eLearning Factors In Business ROI
Training is essential to the success of any organization as the premise that a well-educated workforce will pay dividends as a Return On Investment (ROI). Research is indicative of several factors leading towards an influence of ROI as a result of sound training content and delivery.
In the modern workplace, digital training is providing a much-required capability in eLearning to even the most austere operations and organizations. Why is this happening? eLearning platforms have gone global!
What Return On Investment Is
Return On Investment, better known as ROI, is a Key Performance Indicator (KPI) that is often used in businesses and corporations to determine profitability, productivity, and performance as a result of expenditure (investment) in a particular asset. ROI is a proven and useful method for measuring defined success over time to make future business decisions.
Why ROI Is So Valuable
The ability of organizations to calculate Return On Investment is extremely valuable for any operation. Knowing where resources are allocated is a basic concept that both management and employees need to understand in order to strengthen organizational financial success. ROI calculations provide a better understanding of how good a business is doing and which areas could use improvement to help achieve strategic goals and objectives.
ROI calculations for eLearning would include more factors than just attending a course or completing a course online-on time. However, it is relatively easy, first, you can quantify the organizational marginal gains before and after the implementation of eLearning programs; second, you can quantify the total cost associated with the eLearning program, then, divide the business gains from your investment by your eLearning cost over a period of time to conclude with a percentage or ratio. Accurate (eLearning – ROI) calculations provides numerous advantages. Knowing the investment’s impact on your organization is vital in order for you to determine how to allocate resources but most importantly how are the employees empowered with the gained knowledge and can use it to make any organization thrive. As a result, eLearning is one of those investments that can provide a multiplying positive effect on measurable organizational profitability, productivity, and performance.
Organizations of all kinds and sizes are now benefitting from eLearning solutions that are now easily available and accessible to every corner of the globe. Science and technological advances are now providing the infrastructure to make knowledge available to millions, to the point where the corporate function of training and development through eLearning becomes a seamless effort to assist decision makers in making sound investment decisions. The correlation of eLearning and ROI factors seem to be a positive relationship that would enhance managerial functions like hiring new employees, developing sales strategies, and adding new products or services.
Socio-economics and technologically relevant training are reshaping training as we know it. However, how is this translated into corporate performance, improvements in job skills, and profitability? Well, "the jury still out", most teaching-learning functions at the corporate level are still measuring the typical "knowledge gap". According to Reich (1983), organizations define training success as a result of measuring "the gap between what the trainer teaches and what the trainee learns" by administering pre- and post-assessments which provide data to evaluate the effectiveness of a training program.

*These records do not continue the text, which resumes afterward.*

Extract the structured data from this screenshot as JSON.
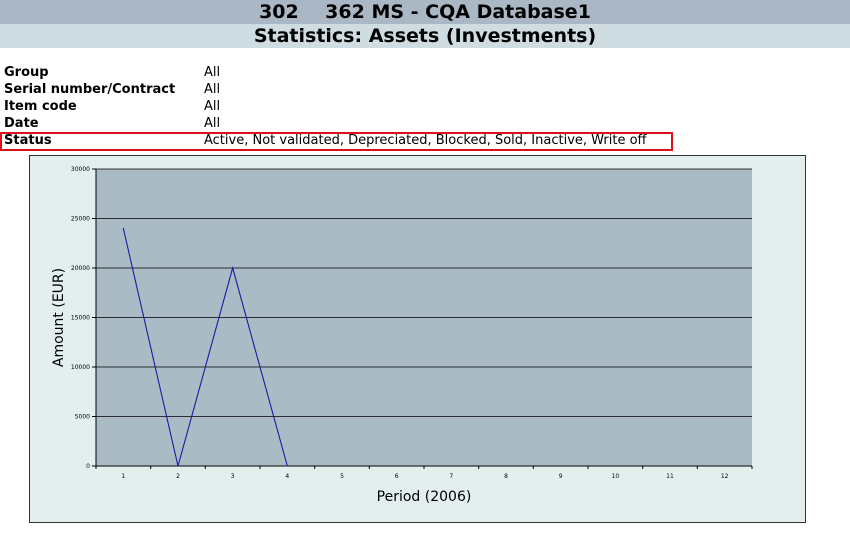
{
  "header": {
    "title": "302    362 MS - CQA Database1",
    "subtitle": "Statistics: Assets (Investments)"
  },
  "filters": [
    {
      "label": "Group",
      "value": "All"
    },
    {
      "label": "Serial number/Contract",
      "value": "All"
    },
    {
      "label": "Item code",
      "value": "All"
    },
    {
      "label": "Date",
      "value": "All"
    },
    {
      "label": "Status",
      "value": "Active, Not validated, Depreciated, Blocked, Sold, Inactive, Write off"
    }
  ],
  "colors": {
    "plot_background": "#abbbc6",
    "chart_background": "#e3eeee",
    "line": "#1a1aa0",
    "highlight": "#e0101a"
  },
  "chart_data": {
    "type": "line",
    "xlabel": "Period (2006)",
    "ylabel": "Amount (EUR)",
    "categories": [
      "1",
      "2",
      "3",
      "4",
      "5",
      "6",
      "7",
      "8",
      "9",
      "10",
      "11",
      "12"
    ],
    "y_ticks": [
      "0",
      "5000",
      "10000",
      "15000",
      "20000",
      "25000",
      "30000"
    ],
    "ylim": [
      0,
      30000
    ],
    "grid": true,
    "series": [
      {
        "values": [
          24000,
          0,
          20000,
          0
        ]
      }
    ]
  }
}
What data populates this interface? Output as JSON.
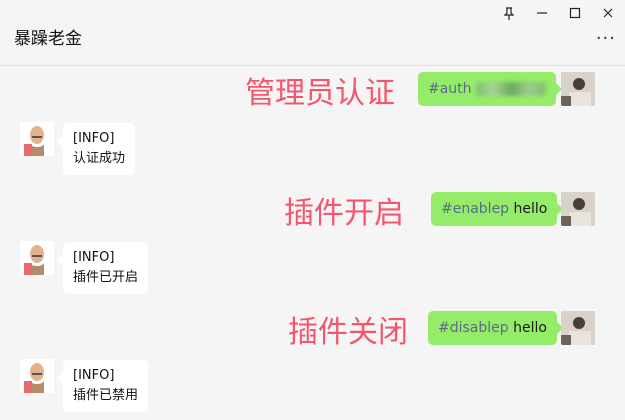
{
  "window": {
    "title": "暴躁老金",
    "controls": [
      "pin-icon",
      "minimize-icon",
      "maximize-icon",
      "close-icon"
    ],
    "more_label": "···"
  },
  "messages": [
    {
      "side": "right",
      "annotation": "管理员认证",
      "text": "#auth",
      "text_tail": "",
      "redacted": true
    },
    {
      "side": "left",
      "lines": [
        "[INFO]",
        "认证成功"
      ]
    },
    {
      "side": "right",
      "annotation": "插件开启",
      "text": "#enablep",
      "text_tail": "hello"
    },
    {
      "side": "left",
      "lines": [
        "[INFO]",
        "插件已开启"
      ]
    },
    {
      "side": "right",
      "annotation": "插件关闭",
      "text": "#disablep",
      "text_tail": "hello"
    },
    {
      "side": "left",
      "lines": [
        "[INFO]",
        "插件已禁用"
      ]
    }
  ],
  "colors": {
    "outgoing_bubble": "#95ec69",
    "incoming_bubble": "#ffffff",
    "annotation": "#f4566e",
    "background": "#f5f5f5"
  }
}
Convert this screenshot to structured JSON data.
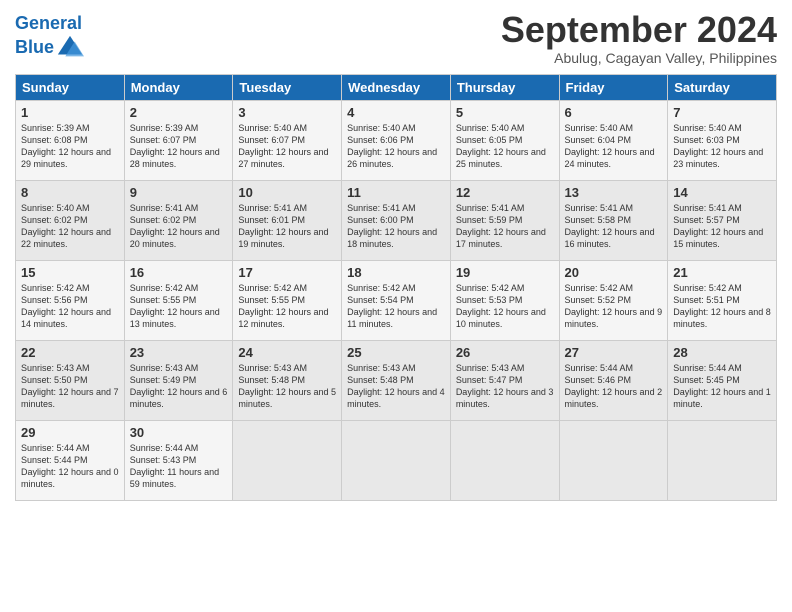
{
  "header": {
    "logo_line1": "General",
    "logo_line2": "Blue",
    "month_title": "September 2024",
    "location": "Abulug, Cagayan Valley, Philippines"
  },
  "days_of_week": [
    "Sunday",
    "Monday",
    "Tuesday",
    "Wednesday",
    "Thursday",
    "Friday",
    "Saturday"
  ],
  "weeks": [
    [
      {
        "day": "1",
        "content": "Sunrise: 5:39 AM\nSunset: 6:08 PM\nDaylight: 12 hours and 29 minutes."
      },
      {
        "day": "2",
        "content": "Sunrise: 5:39 AM\nSunset: 6:07 PM\nDaylight: 12 hours and 28 minutes."
      },
      {
        "day": "3",
        "content": "Sunrise: 5:40 AM\nSunset: 6:07 PM\nDaylight: 12 hours and 27 minutes."
      },
      {
        "day": "4",
        "content": "Sunrise: 5:40 AM\nSunset: 6:06 PM\nDaylight: 12 hours and 26 minutes."
      },
      {
        "day": "5",
        "content": "Sunrise: 5:40 AM\nSunset: 6:05 PM\nDaylight: 12 hours and 25 minutes."
      },
      {
        "day": "6",
        "content": "Sunrise: 5:40 AM\nSunset: 6:04 PM\nDaylight: 12 hours and 24 minutes."
      },
      {
        "day": "7",
        "content": "Sunrise: 5:40 AM\nSunset: 6:03 PM\nDaylight: 12 hours and 23 minutes."
      }
    ],
    [
      {
        "day": "8",
        "content": "Sunrise: 5:40 AM\nSunset: 6:02 PM\nDaylight: 12 hours and 22 minutes."
      },
      {
        "day": "9",
        "content": "Sunrise: 5:41 AM\nSunset: 6:02 PM\nDaylight: 12 hours and 20 minutes."
      },
      {
        "day": "10",
        "content": "Sunrise: 5:41 AM\nSunset: 6:01 PM\nDaylight: 12 hours and 19 minutes."
      },
      {
        "day": "11",
        "content": "Sunrise: 5:41 AM\nSunset: 6:00 PM\nDaylight: 12 hours and 18 minutes."
      },
      {
        "day": "12",
        "content": "Sunrise: 5:41 AM\nSunset: 5:59 PM\nDaylight: 12 hours and 17 minutes."
      },
      {
        "day": "13",
        "content": "Sunrise: 5:41 AM\nSunset: 5:58 PM\nDaylight: 12 hours and 16 minutes."
      },
      {
        "day": "14",
        "content": "Sunrise: 5:41 AM\nSunset: 5:57 PM\nDaylight: 12 hours and 15 minutes."
      }
    ],
    [
      {
        "day": "15",
        "content": "Sunrise: 5:42 AM\nSunset: 5:56 PM\nDaylight: 12 hours and 14 minutes."
      },
      {
        "day": "16",
        "content": "Sunrise: 5:42 AM\nSunset: 5:55 PM\nDaylight: 12 hours and 13 minutes."
      },
      {
        "day": "17",
        "content": "Sunrise: 5:42 AM\nSunset: 5:55 PM\nDaylight: 12 hours and 12 minutes."
      },
      {
        "day": "18",
        "content": "Sunrise: 5:42 AM\nSunset: 5:54 PM\nDaylight: 12 hours and 11 minutes."
      },
      {
        "day": "19",
        "content": "Sunrise: 5:42 AM\nSunset: 5:53 PM\nDaylight: 12 hours and 10 minutes."
      },
      {
        "day": "20",
        "content": "Sunrise: 5:42 AM\nSunset: 5:52 PM\nDaylight: 12 hours and 9 minutes."
      },
      {
        "day": "21",
        "content": "Sunrise: 5:42 AM\nSunset: 5:51 PM\nDaylight: 12 hours and 8 minutes."
      }
    ],
    [
      {
        "day": "22",
        "content": "Sunrise: 5:43 AM\nSunset: 5:50 PM\nDaylight: 12 hours and 7 minutes."
      },
      {
        "day": "23",
        "content": "Sunrise: 5:43 AM\nSunset: 5:49 PM\nDaylight: 12 hours and 6 minutes."
      },
      {
        "day": "24",
        "content": "Sunrise: 5:43 AM\nSunset: 5:48 PM\nDaylight: 12 hours and 5 minutes."
      },
      {
        "day": "25",
        "content": "Sunrise: 5:43 AM\nSunset: 5:48 PM\nDaylight: 12 hours and 4 minutes."
      },
      {
        "day": "26",
        "content": "Sunrise: 5:43 AM\nSunset: 5:47 PM\nDaylight: 12 hours and 3 minutes."
      },
      {
        "day": "27",
        "content": "Sunrise: 5:44 AM\nSunset: 5:46 PM\nDaylight: 12 hours and 2 minutes."
      },
      {
        "day": "28",
        "content": "Sunrise: 5:44 AM\nSunset: 5:45 PM\nDaylight: 12 hours and 1 minute."
      }
    ],
    [
      {
        "day": "29",
        "content": "Sunrise: 5:44 AM\nSunset: 5:44 PM\nDaylight: 12 hours and 0 minutes."
      },
      {
        "day": "30",
        "content": "Sunrise: 5:44 AM\nSunset: 5:43 PM\nDaylight: 11 hours and 59 minutes."
      },
      {
        "day": "",
        "content": ""
      },
      {
        "day": "",
        "content": ""
      },
      {
        "day": "",
        "content": ""
      },
      {
        "day": "",
        "content": ""
      },
      {
        "day": "",
        "content": ""
      }
    ]
  ]
}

However, this is 2018 now, and the sophistication in the evaluation of training programs demands the measurement and observation of correlation significances of training impacts on social, institutional, and economic domains. For instance, resource persons are much more interested in the training evaluation processes because corporate decision makers exert their influence on the implementation of training programs that will increase ROI. Scientific and quantitative methods are not very popular in measuring training effectiveness correlated to profitability in the business world. Nevertheless, progress in this area is steadily moving forward, but more research is necessary. For instance, scientific research would study dependent variables like knowledge gain, job performance, training effectiveness, cost reductions, and customer satisfaction to determine their influence from the implementation of corporate eLearning programs. In 2009, Rajeev, Madan, and Jayarajan provided, in their study of Kirkpatrick's model of evaluation of academic training courses, the hypothesis that for the success of any academic program, it is necessary that every course should have an inbuilt monitoring and evaluation system.

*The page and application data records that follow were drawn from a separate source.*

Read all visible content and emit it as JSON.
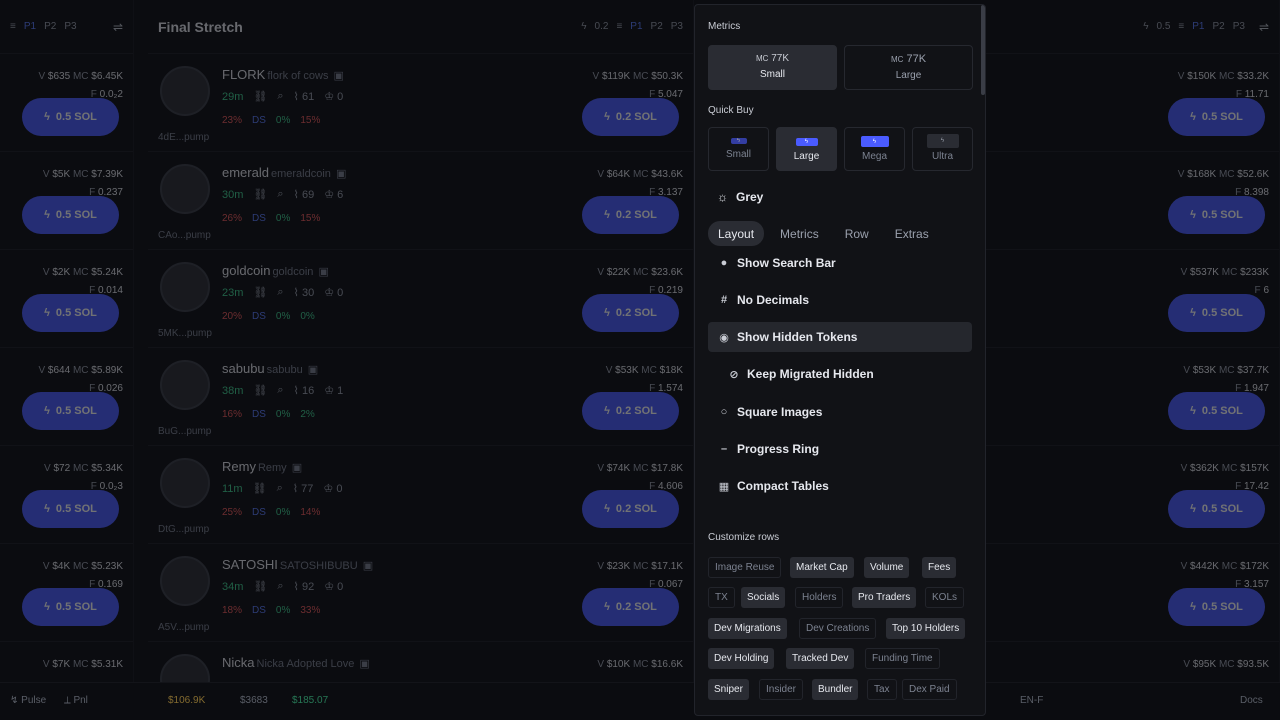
{
  "left_column": {
    "controls": {
      "p1": "P1",
      "p2": "P2",
      "p3": "P3"
    },
    "rows": [
      {
        "v": "$635",
        "mc": "$6.45K",
        "f": "0.0₂2",
        "buy": "0.5 SOL",
        "mc_color": "pink"
      },
      {
        "v": "$5K",
        "mc": "$7.39K",
        "f": "0.237",
        "buy": "0.5 SOL",
        "mc_color": "pink"
      },
      {
        "v": "$2K",
        "mc": "$5.24K",
        "f": "0.014",
        "buy": "0.5 SOL",
        "mc_color": "cyan"
      },
      {
        "v": "$644",
        "mc": "$5.89K",
        "f": "0.026",
        "buy": "0.5 SOL",
        "mc_color": "pink"
      },
      {
        "v": "$72",
        "mc": "$5.34K",
        "f": "0.0₂3",
        "buy": "0.5 SOL",
        "mc_color": "cyan"
      },
      {
        "v": "$4K",
        "mc": "$5.23K",
        "f": "0.169",
        "buy": "0.5 SOL",
        "mc_color": "cyan"
      },
      {
        "v": "$7K",
        "mc": "$5.31K",
        "f": "",
        "buy": "",
        "mc_color": "cyan"
      }
    ]
  },
  "middle_column": {
    "title": "Final Stretch",
    "controls": {
      "amount": "0.2",
      "p1": "P1",
      "p2": "P2",
      "p3": "P3"
    },
    "rows": [
      {
        "name": "FLORK",
        "sub": "flork of cows",
        "age": "29m",
        "n1": "61",
        "n2": "0",
        "addr": "4dE...pump",
        "p1": "23%",
        "p2": "DS",
        "p3": "0%",
        "p4": "15%",
        "v": "$119K",
        "mc": "$50.3K",
        "mc_color": "yellow",
        "f": "5.047",
        "buy": "0.2 SOL"
      },
      {
        "name": "emerald",
        "sub": "emeraldcoin",
        "age": "30m",
        "n1": "69",
        "n2": "6",
        "addr": "CAo...pump",
        "p1": "26%",
        "p2": "DS",
        "p3": "0%",
        "p4": "15%",
        "v": "$64K",
        "mc": "$43.6K",
        "mc_color": "yellow",
        "f": "3.137",
        "buy": "0.2 SOL"
      },
      {
        "name": "goldcoin",
        "sub": "goldcoin",
        "age": "23m",
        "n1": "30",
        "n2": "0",
        "addr": "5MK...pump",
        "p1": "20%",
        "p2": "DS",
        "p3": "0%",
        "p4": "0%",
        "v": "$22K",
        "mc": "$23.6K",
        "mc_color": "cyan",
        "f": "0.219",
        "buy": "0.2 SOL"
      },
      {
        "name": "sabubu",
        "sub": "sabubu",
        "age": "38m",
        "n1": "16",
        "n2": "1",
        "addr": "BuG...pump",
        "p1": "16%",
        "p2": "DS",
        "p3": "0%",
        "p4": "2%",
        "v": "$53K",
        "mc": "$18K",
        "mc_color": "cyan",
        "f": "1.574",
        "buy": "0.2 SOL"
      },
      {
        "name": "Remy",
        "sub": "Remy",
        "age": "11m",
        "n1": "77",
        "n2": "0",
        "addr": "DtG...pump",
        "p1": "25%",
        "p2": "DS",
        "p3": "0%",
        "p4": "14%",
        "v": "$74K",
        "mc": "$17.8K",
        "mc_color": "cyan",
        "f": "4.606",
        "buy": "0.2 SOL"
      },
      {
        "name": "SATOSHI",
        "sub": "SATOSHIBUBU",
        "age": "34m",
        "n1": "92",
        "n2": "0",
        "addr": "A5V...pump",
        "p1": "18%",
        "p2": "DS",
        "p3": "0%",
        "p4": "33%",
        "v": "$23K",
        "mc": "$17.1K",
        "mc_color": "cyan",
        "f": "0.067",
        "buy": "0.2 SOL"
      },
      {
        "name": "Nicka",
        "sub": "Nicka Adopted Love",
        "age": "",
        "n1": "",
        "n2": "",
        "addr": "",
        "p1": "",
        "p2": "",
        "p3": "",
        "p4": "",
        "v": "$10K",
        "mc": "$16.6K",
        "mc_color": "cyan",
        "f": "",
        "buy": ""
      }
    ]
  },
  "right_column": {
    "controls": {
      "amount": "0.5",
      "p1": "P1",
      "p2": "P2",
      "p3": "P3"
    },
    "rows": [
      {
        "v": "$150K",
        "mc": "$33.2K",
        "mc_color": "yellow",
        "f": "11.71",
        "buy": "0.5 SOL"
      },
      {
        "v": "$168K",
        "mc": "$52.6K",
        "mc_color": "yellow",
        "f": "8.398",
        "buy": "0.5 SOL"
      },
      {
        "v": "$537K",
        "mc": "$233K",
        "mc_color": "cyan",
        "f": "6",
        "buy": "0.5 SOL"
      },
      {
        "v": "$53K",
        "mc": "$37.7K",
        "mc_color": "yellow",
        "f": "1.947",
        "buy": "0.5 SOL"
      },
      {
        "v": "$362K",
        "mc": "$157K",
        "mc_color": "cyan",
        "f": "17.42",
        "buy": "0.5 SOL"
      },
      {
        "v": "$442K",
        "mc": "$172K",
        "mc_color": "cyan",
        "f": "3.157",
        "buy": "0.5 SOL"
      },
      {
        "v": "$95K",
        "mc": "$93.5K",
        "mc_color": "cyan",
        "f": "",
        "buy": ""
      }
    ]
  },
  "labels": {
    "v": "V",
    "mc": "MC",
    "f": "F"
  },
  "bottom_bar": {
    "pulse": "Pulse",
    "pnl": "Pnl",
    "bal1": "$106.9K",
    "bal2": "$3683",
    "bal3": "$185.07",
    "lang": "EN-F",
    "docs": "Docs"
  },
  "panel": {
    "metrics_label": "Metrics",
    "metric_small": {
      "mc": "MC",
      "value": "77K",
      "label": "Small"
    },
    "metric_large": {
      "mc": "MC",
      "value": "77K",
      "label": "Large"
    },
    "quick_buy_label": "Quick Buy",
    "quick_buy": [
      {
        "label": "Small",
        "active": false
      },
      {
        "label": "Large",
        "active": true
      },
      {
        "label": "Mega",
        "active": false
      },
      {
        "label": "Ultra",
        "active": false
      }
    ],
    "theme": "Grey",
    "tabs": [
      "Layout",
      "Metrics",
      "Row",
      "Extras"
    ],
    "options": {
      "search_bar": "Show Search Bar",
      "no_decimals": "No Decimals",
      "hidden_tokens": "Show Hidden Tokens",
      "keep_migrated": "Keep Migrated Hidden",
      "square_images": "Square Images",
      "progress_ring": "Progress Ring",
      "compact_tables": "Compact Tables"
    },
    "customize_label": "Customize rows",
    "chips": {
      "image_reuse": "Image Reuse",
      "market_cap": "Market Cap",
      "volume": "Volume",
      "fees": "Fees",
      "tx": "TX",
      "socials": "Socials",
      "holders": "Holders",
      "pro_traders": "Pro Traders",
      "kols": "KOLs",
      "dev_migrations": "Dev Migrations",
      "dev_creations": "Dev Creations",
      "top10": "Top 10 Holders",
      "dev_holding": "Dev Holding",
      "tracked_dev": "Tracked Dev",
      "funding_time": "Funding Time",
      "sniper": "Sniper",
      "insider": "Insider",
      "bundler": "Bundler",
      "tax": "Tax",
      "dex_paid": "Dex Paid"
    }
  },
  "colors": {
    "accent": "#4a5bff",
    "green": "#3ecf8e",
    "red": "#f05a5a",
    "panel_bg": "#111216"
  }
}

Clearly, research continues to evolve to demonstrate how eLearning is contributing to a business or organization’s dependent variable, for instance, how eLearning contributes to an ROI index as the dependent variable, in which previously outlined dependent variables become the independent variables of a research to measure the real "bottom line".